Sensual words but no meat to the story? Then this is what you get.

I have an associate I will not name, a terribly nice woman who writes erotica. I have to confess, should I ever be captured and tortured, my captors need only ask me to write a book report on any of her novels and I'll break in 5 minutes. Like Ms. Shayne she writes with sensual adjectives about the sky, the wind, the room, the food, the clothes, but unlike Ms. Shayne she has meandering plots, sparse dialogue, and actually, almost no sex. And she writes erotica, not erotic romance. No sex's like reading Mormon porn.

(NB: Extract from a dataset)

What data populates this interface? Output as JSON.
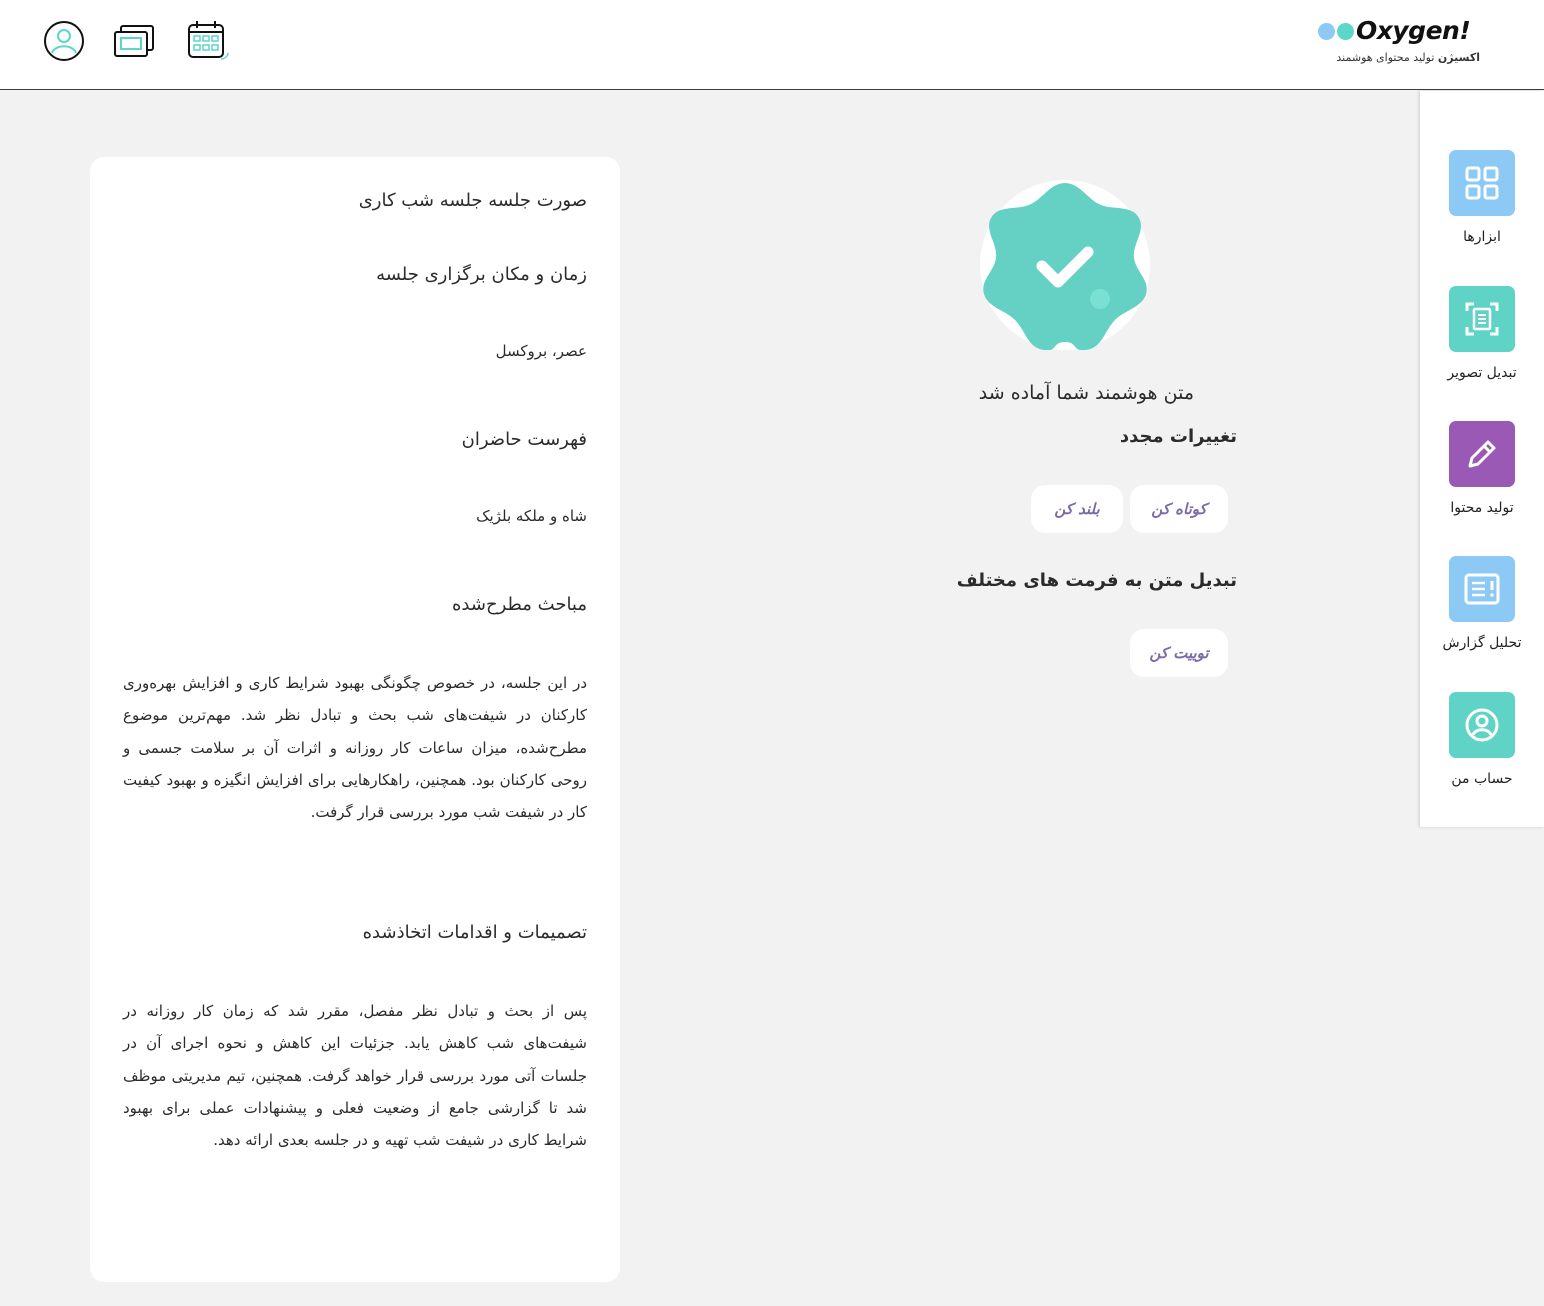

That's a common theme in this genre. It's just my opinion, but it feels like most writers of erotica never studied the basics and also are a helluva lot more shy about sexuality than they thought. Oh, not true of all, but it's hard to find rare gems. In the same book Hot Blooded there are 2 stories that will knock your socks off by Emma Holly and Angela Knight. Angela Knight is a brilliant short story writer but her novels...they feel stretched out, like meatloaf filled with flour to feed a family of 8. Emma Holly almost always hits a home run, except for her demon series. They're often erratic and confusing, and goddess help you if you read them out of order. 

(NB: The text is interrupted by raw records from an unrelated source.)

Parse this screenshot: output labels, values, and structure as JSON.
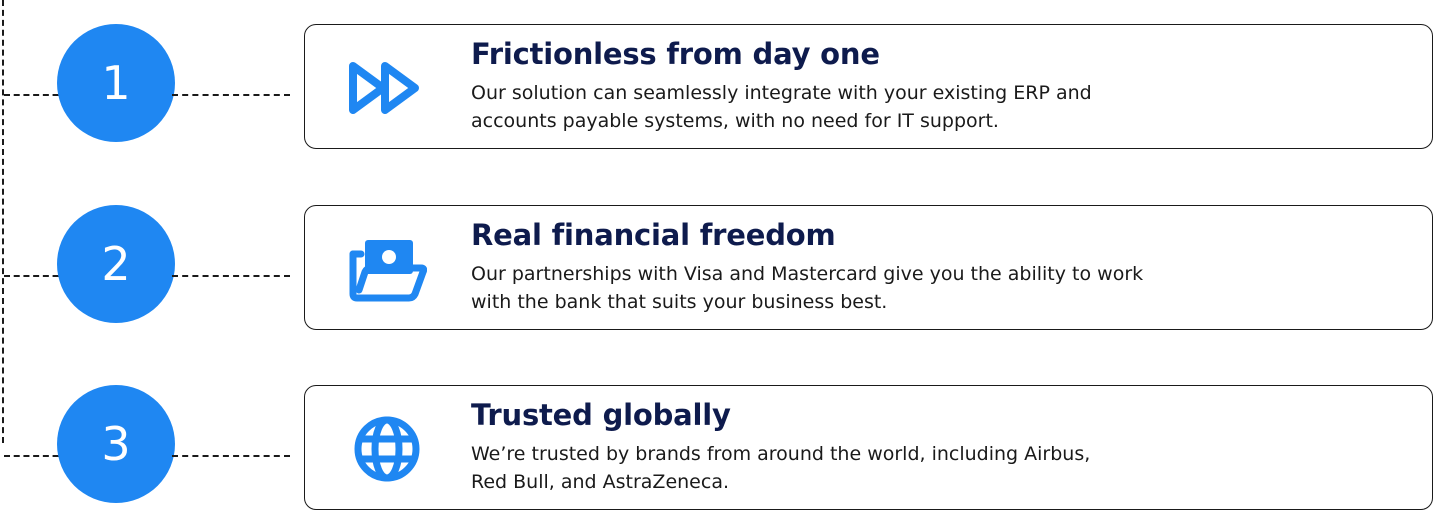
{
  "colors": {
    "accent": "#1f87f2",
    "title": "#0e1b4d",
    "text": "#1a1a1a",
    "border": "#1a1a1a"
  },
  "steps": [
    {
      "number": "1",
      "icon": "fast-forward-icon",
      "title": "Frictionless from day one",
      "line1": "Our solution can seamlessly integrate with your existing ERP and",
      "line2": "accounts payable systems, with no need for IT support."
    },
    {
      "number": "2",
      "icon": "money-folder-icon",
      "title": "Real financial freedom",
      "line1": "Our partnerships with Visa and Mastercard give you the ability to work",
      "line2": "with the bank that suits your business best."
    },
    {
      "number": "3",
      "icon": "globe-icon",
      "title": "Trusted globally",
      "line1": "We’re trusted by brands from around the world, including Airbus,",
      "line2": "Red Bull, and AstraZeneca."
    }
  ]
}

In my opinion the single best erotic novel ever written. The characters have actual feelings and develop and the sex is insanely hot. These things can coexist!
So the moral of the story is never forget the basics, master them. Ms. Shayne's biggest failing in her short stories and novels is a problem with conflict which I suspect reveals a weird fetish. One important conflict in romance (erotic or traditional) is that your protagonists must be aroused by one another, but something keeps them from fucking the minute they meet. This is where you have to decide if you're writing humor or not. If yes, then the conflict can be external (the hero's mechanical dog won't stop humping her leg). If no, then it should be internal (they work together and she fears a liaison will brand her the office slut). Ms. Shayne chooses physical wounds, i.e., external conflict, but without humor, and inevitably the characters have sex/are aroused through nearly mortal wounds. Hey, I myself am a Dominatrix and a bit of a sadist, but to me a man blindfolded in bondage is erotic, a man bleeding to death just needs medical attention and if that turns you on you're fucking sick.

In Ms.Shayne's world this would precede the first sex scene by minutes

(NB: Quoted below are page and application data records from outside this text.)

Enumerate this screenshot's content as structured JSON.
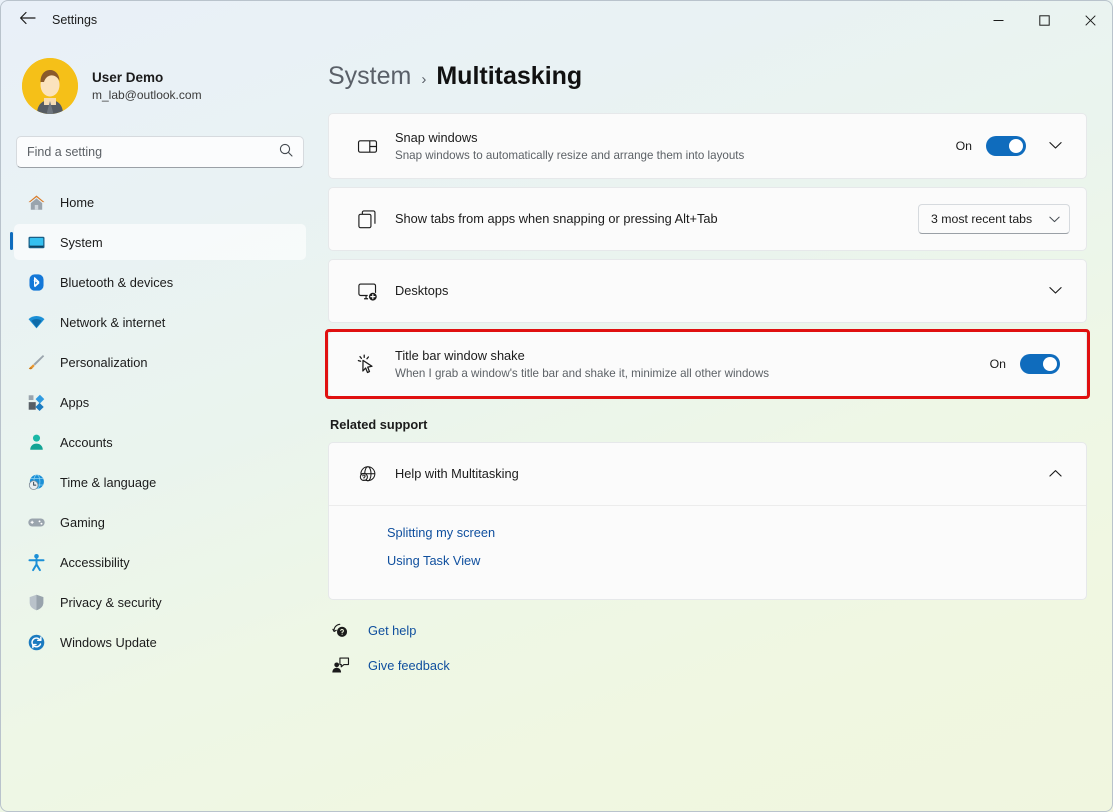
{
  "window": {
    "title": "Settings",
    "back_icon": "back-arrow-icon",
    "controls": {
      "minimize": "minimize-icon",
      "maximize": "maximize-icon",
      "close": "close-icon"
    }
  },
  "sidebar": {
    "account": {
      "name": "User Demo",
      "email": "m_lab@outlook.com",
      "avatar": "user-avatar"
    },
    "search": {
      "placeholder": "Find a setting",
      "value": "",
      "icon": "search-icon"
    },
    "items": [
      {
        "label": "Home",
        "icon": "home-icon",
        "active": false
      },
      {
        "label": "System",
        "icon": "system-monitor-icon",
        "active": true
      },
      {
        "label": "Bluetooth & devices",
        "icon": "bluetooth-icon",
        "active": false
      },
      {
        "label": "Network & internet",
        "icon": "wifi-icon",
        "active": false
      },
      {
        "label": "Personalization",
        "icon": "paintbrush-icon",
        "active": false
      },
      {
        "label": "Apps",
        "icon": "apps-icon",
        "active": false
      },
      {
        "label": "Accounts",
        "icon": "person-icon",
        "active": false
      },
      {
        "label": "Time & language",
        "icon": "clock-globe-icon",
        "active": false
      },
      {
        "label": "Gaming",
        "icon": "gamepad-icon",
        "active": false
      },
      {
        "label": "Accessibility",
        "icon": "accessibility-icon",
        "active": false
      },
      {
        "label": "Privacy & security",
        "icon": "shield-icon",
        "active": false
      },
      {
        "label": "Windows Update",
        "icon": "update-refresh-icon",
        "active": false
      }
    ]
  },
  "main": {
    "breadcrumb": {
      "parent": "System",
      "separator": "›",
      "current": "Multitasking"
    },
    "settings": [
      {
        "title": "Snap windows",
        "subtitle": "Snap windows to automatically resize and arrange them into layouts",
        "icon": "snap-windows-icon",
        "toggle_label": "On",
        "toggle_state": "on",
        "expand_icon": "chevron-down-icon"
      },
      {
        "title": "Show tabs from apps when snapping or pressing Alt+Tab",
        "subtitle": "",
        "icon": "tabs-icon",
        "dropdown_value": "3 most recent tabs",
        "dropdown_icon": "chevron-down-icon"
      },
      {
        "title": "Desktops",
        "subtitle": "",
        "icon": "desktops-add-icon",
        "expand_icon": "chevron-down-icon"
      },
      {
        "title": "Title bar window shake",
        "subtitle": "When I grab a window's title bar and shake it, minimize all other windows",
        "icon": "cursor-shake-icon",
        "toggle_label": "On",
        "toggle_state": "on",
        "highlighted": true,
        "highlight_color": "#e01010"
      }
    ],
    "related_support": {
      "heading": "Related support",
      "expander": {
        "label": "Help with Multitasking",
        "icon": "help-globe-icon",
        "collapse_icon": "chevron-up-icon",
        "expanded": true
      },
      "links": [
        "Splitting my screen",
        "Using Task View"
      ]
    },
    "footer_links": [
      {
        "label": "Get help",
        "icon": "get-help-icon"
      },
      {
        "label": "Give feedback",
        "icon": "give-feedback-icon"
      }
    ]
  },
  "colors": {
    "accent": "#0f6cbd",
    "link": "#0f4f9e",
    "highlight": "#e01010",
    "card_bg": "#fbfbfb"
  }
}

I think you should look for these things as a reader as well. When shopping for books of erotica, read a few pages. Do look for the technical sensuality: is the sex not always making love, and do the descriptions sizzle off the page? Also look for good dialogue, strong characters, and thumb through to get an idea of conflict, pacing, and plot. This is why you should be careful buying online, and always try to read reviews. Still, your local bookstore is best. Remember that a solid foundation makes for a good house, and books are the same way. A writer who can master the basics will keep you enthralled, and one who can master the basics, has an original concept, and applies the technicalities of the genre is worthy of adoration.

And just avoid Magie Shayne unless your standards are low. Sure, she's a bestselling author, but popular don't mean right.

In fact, what's popular is often very, very VERY wrong.